Matched cross-sectional study.
A total of 100 HIV-infected patients (50 ART-treated >4 years, 50 ART-naive but HIV-infected >2 years) and 50 HIV-negative controls were recruited in age-matched never-smoking male triads (mean age 40.2 years). Carotid intima–media maximal thickness (c-IMT) was measured across 12 sites.
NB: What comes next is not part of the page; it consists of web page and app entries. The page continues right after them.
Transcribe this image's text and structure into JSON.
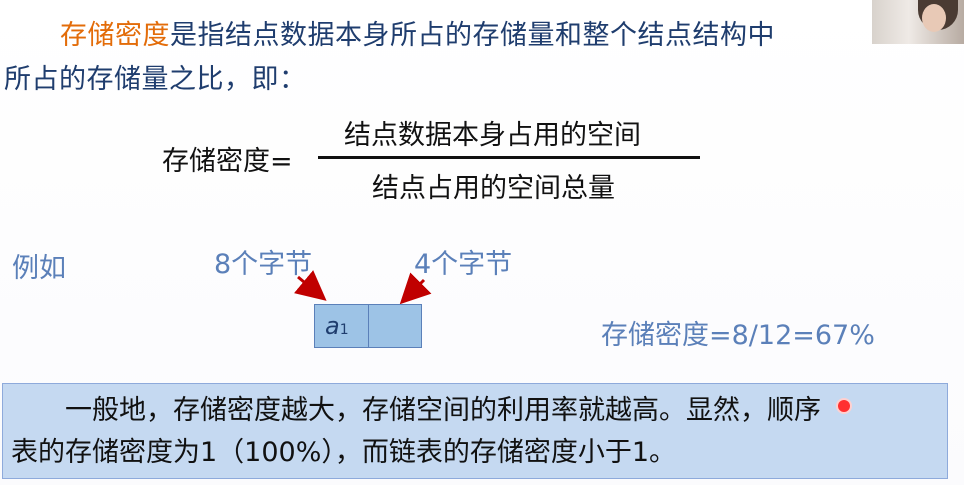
{
  "slide": {
    "intro_highlight": "存储密度",
    "intro_line1_rest": "是指结点数据本身所占的存储量和整个结点结构中",
    "intro_line2": "所占的存储量之比，即：",
    "formula_lhs": "存储密度=",
    "formula_numerator": "结点数据本身占用的空间",
    "formula_denominator": "结点占用的空间总量",
    "example_label": "例如",
    "bytes_label_left": "8个字节",
    "bytes_label_right": "4个字节",
    "node_var": "a",
    "node_sub": "1",
    "result": "存储密度=8/12=67%",
    "summary_line1": "一般地，存储密度越大，存储空间的利用率就越高。显然，顺序",
    "summary_line2": "表的存储密度为1（100%），而链表的存储密度小于1。"
  },
  "colors": {
    "highlight": "#e36c09",
    "label_blue": "#5b80b9",
    "node_fill": "#9dc3e6",
    "bottom_box": "#c5d9f1",
    "arrow_red": "#c00000"
  }
}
Pro-inflammatory [highly sensitive C-reactive protein (hs-CRP), resistin, interleukin-6, interleukin-18, insulin, serum amyloid A, D-dimer) and anti-inflammatory (total and high molecular weight adiponectin, interleukin-27, interleukin-10) markers were dichotomized into high/low scores (based on median values). c-IMT was compared across HIV/treatment groups or inflammatory profiles using linear regression models adjusted for age, diabetes, hypertension, and, for HIV-infected patients, nadir CD4+ cell counts.
Although adjusted c-IMT initially tended to be thicker in ART-exposed patients (P = 0.2), in post-hoc analyses stratifying by median HIV duration we observed significantly higher adjusted c-IMT in patients with longer (>7.9 years: 0.760 ± 0.008 mm) versus shorter prevalent duration of known HIV infection (<7.9 years: 0.731 ± 0.008 mm, P = 0.02), which remained significant after additionally adjusting for ART (P = 0.04). Individuals with low anti-inflammatory profile (<median versus >median score) had thicker c-IMT (0.754 ± 0.006 mm versus 0.722 ± 0.006 mm, P < 0.001), with anti-inflammatory markers declining as prevalent duration of HIV infection increased (P for linear trend <0.001).
Known HIV duration is related to thicker c-IMT, irrespective of ART, in these carefully selected age-matched never-smoking HIV-treated and ART-naive male individuals. Higher levels of anti-inflammatory markers appeared protective for atherosclerosis.
aDepartment of Epidemiology, Columbia University, Mailman School of Public Health, New York, USA
bInserm U-738 and École des Hautes Études en Santé Publique
cAP-HP Department of Cardiology, Hôpital Saint-Antoine, F-75012, Paris, France
dUPMC Univ Paris 06, Paris F75012
eAPHP Department of Infectious and Tropical Diseases, Hôpital Saint-Antoine
fAPHP Hôpital Tenon, Service de biochimie et hormonologie, Paris F75020
gInserm UMR_S938, Paris F-75012
hInserm U970, Paris-Cardiovascular Research Center, and Paris-Descartes University
iAP-HP Centre d’Investigation Clinique Paris-EST (9304), Hôpital Pitié-Salpêtrière, Paris, France
jDepartment of Medicine, University of Cambridge, Cambridge, UK
kInserm UMR-S707, Paris, France.
Correspondence to Moïse Desvarieux, MD, PhD, Department of Epidemiology, Mailman School of Public Health, Columbia University, 722 W168th Street, Suite 525, New York, NY 10032, USA. Tel: +1 212 305 5172; fax: +1 212 342 2756; e-mail: firstname.lastname@example.org;email@example.com
Received 13 January, 2013
Revised 3 May, 2013
Accepted 15 May, 2013
Supplemental digital content is available for this article. Direct URL citations appear in the printed text and are provided in the HTML and PDF versions of this article on the journal's Website (http://www.AIDSonline.com).